Whether or not it turns out to be a “million dollar rain” remains to be seen, but the remnants of Tropical Storm Lee that swept through some parts of the lower Southeast during the first part of September spelled sweet relief for many growers.

The region-wide downpour dumped as much as 8 inches of rain in parts of Alabama during and following the Labor Day weekend, salvaging some crops from one of the hottest months of August on record.

But some parts of the state, including the Wiregrass region in southeast Alabama, didn’t see enough rain from the storm to relieve drought conditions. Parts of Georgia also were not as fortunate.

Officials with the National Weather Service reported that only 1 inch or less of rain was recorded in Houston and Henry counties in the southeast corner of Alabama.

The storm took a crooked path through the state, almost skipping some areas altogether while dumping several inches of rain in others.

But for most of Alabama, Lee helped to end a hot, dry summer on a wet note, causing flash flooding and closing roads in some places, especially in the north-central part of the state.

Alabama Agriculture Commissioner John McMillan said rain soaked much of the state, but it didn't appear to be enough to pull some of the Wiregrass area out of the drought.

“Houston and Henry counties were terribly dry,” McMillan said.

While the moisture was needed, McMillan said the heavy rains could complicate the job facing farmers during the upcoming harvest.

According to the U.S. Drought Monitor, Tropical Storm Lee brought beneficial rains to the Gulf Coast and Southeast before hooking up with a cold front from the west that brought heavy rainfall up and down the Appalachian Mountains from Georgia to southern Pennsylvania.

Soaking rains on the order of 4 to 8 inches or more fell across a good portion of the Southeast region bringing improvement to drought-stricken areas in eastern Kentucky, western North Carolina, southern, western and northern Virginia, West Virginia’s southern, eastern and Panhandle regions, western Maryland, Pennsylvania and western/upper New York.

The rains of Lee served as a balancing act of sorts for these regions in general as the heaviest rains from Hurricane Irene fell mostly to the east of Lee’s rains in and around the coastal areas, according to the Drought Monitor.

South Carolina, however, missed out on the tropical moisture leading to worsening of conditions along the Georgia border and within the Savannah River Basin region.
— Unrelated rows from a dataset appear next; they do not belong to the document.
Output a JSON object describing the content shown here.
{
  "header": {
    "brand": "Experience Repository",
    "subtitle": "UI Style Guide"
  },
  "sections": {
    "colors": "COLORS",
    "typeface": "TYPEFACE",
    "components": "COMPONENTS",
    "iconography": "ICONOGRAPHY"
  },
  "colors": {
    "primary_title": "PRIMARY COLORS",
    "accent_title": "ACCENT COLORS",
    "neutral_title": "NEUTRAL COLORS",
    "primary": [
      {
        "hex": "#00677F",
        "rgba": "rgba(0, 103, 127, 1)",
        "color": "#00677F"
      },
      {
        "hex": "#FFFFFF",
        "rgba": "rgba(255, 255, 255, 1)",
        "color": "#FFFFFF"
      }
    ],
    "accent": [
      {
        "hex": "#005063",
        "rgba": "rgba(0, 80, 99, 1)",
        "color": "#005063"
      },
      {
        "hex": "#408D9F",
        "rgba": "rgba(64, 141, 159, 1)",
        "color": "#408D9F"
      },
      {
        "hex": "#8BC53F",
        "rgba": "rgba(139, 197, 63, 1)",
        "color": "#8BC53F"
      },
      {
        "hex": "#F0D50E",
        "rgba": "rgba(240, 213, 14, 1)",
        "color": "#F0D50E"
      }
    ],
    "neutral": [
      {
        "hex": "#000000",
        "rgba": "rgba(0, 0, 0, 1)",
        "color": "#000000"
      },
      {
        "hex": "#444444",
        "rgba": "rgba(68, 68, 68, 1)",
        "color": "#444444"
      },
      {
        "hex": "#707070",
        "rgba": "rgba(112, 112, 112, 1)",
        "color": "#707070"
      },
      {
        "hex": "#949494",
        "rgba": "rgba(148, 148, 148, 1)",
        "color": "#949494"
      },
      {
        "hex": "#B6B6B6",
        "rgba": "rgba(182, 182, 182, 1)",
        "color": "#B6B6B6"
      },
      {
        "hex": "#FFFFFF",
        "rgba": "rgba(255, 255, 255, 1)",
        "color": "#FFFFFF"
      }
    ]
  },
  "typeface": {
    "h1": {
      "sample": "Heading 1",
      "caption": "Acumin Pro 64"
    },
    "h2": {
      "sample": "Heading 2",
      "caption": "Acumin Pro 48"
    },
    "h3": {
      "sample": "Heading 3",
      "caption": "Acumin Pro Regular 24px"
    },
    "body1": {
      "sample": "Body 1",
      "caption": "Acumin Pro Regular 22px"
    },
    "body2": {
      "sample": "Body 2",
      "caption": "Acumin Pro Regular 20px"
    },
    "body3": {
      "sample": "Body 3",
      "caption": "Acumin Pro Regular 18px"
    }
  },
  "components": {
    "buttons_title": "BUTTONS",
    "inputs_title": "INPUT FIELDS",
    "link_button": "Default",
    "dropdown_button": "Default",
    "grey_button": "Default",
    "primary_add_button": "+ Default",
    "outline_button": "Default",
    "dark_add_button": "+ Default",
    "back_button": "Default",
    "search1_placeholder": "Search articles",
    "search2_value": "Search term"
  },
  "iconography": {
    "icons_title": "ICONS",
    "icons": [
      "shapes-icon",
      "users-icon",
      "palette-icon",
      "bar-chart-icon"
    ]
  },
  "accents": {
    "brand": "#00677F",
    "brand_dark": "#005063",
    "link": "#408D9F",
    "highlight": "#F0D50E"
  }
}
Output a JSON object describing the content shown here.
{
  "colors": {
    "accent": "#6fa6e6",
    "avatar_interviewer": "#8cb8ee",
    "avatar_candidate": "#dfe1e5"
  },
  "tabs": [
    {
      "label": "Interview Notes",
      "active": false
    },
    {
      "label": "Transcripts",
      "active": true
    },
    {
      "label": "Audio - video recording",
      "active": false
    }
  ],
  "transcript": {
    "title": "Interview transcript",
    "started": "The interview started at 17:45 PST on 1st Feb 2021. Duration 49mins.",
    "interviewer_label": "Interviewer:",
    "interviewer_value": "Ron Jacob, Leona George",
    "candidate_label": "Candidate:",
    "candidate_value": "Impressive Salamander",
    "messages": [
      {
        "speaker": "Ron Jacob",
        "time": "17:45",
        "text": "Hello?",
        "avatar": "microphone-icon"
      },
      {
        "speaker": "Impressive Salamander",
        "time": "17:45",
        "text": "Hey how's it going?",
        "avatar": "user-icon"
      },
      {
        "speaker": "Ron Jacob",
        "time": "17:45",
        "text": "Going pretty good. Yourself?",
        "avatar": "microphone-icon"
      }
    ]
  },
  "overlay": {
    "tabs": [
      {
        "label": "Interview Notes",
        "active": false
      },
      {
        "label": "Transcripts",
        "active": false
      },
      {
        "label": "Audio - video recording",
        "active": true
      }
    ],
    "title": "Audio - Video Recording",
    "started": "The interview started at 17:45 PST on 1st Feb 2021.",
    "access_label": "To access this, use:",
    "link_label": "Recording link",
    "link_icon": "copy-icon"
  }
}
The past two to four months have been extremely dry and impacts were being reported in alfalfa and pasture conditions, along with stock ponds going dry.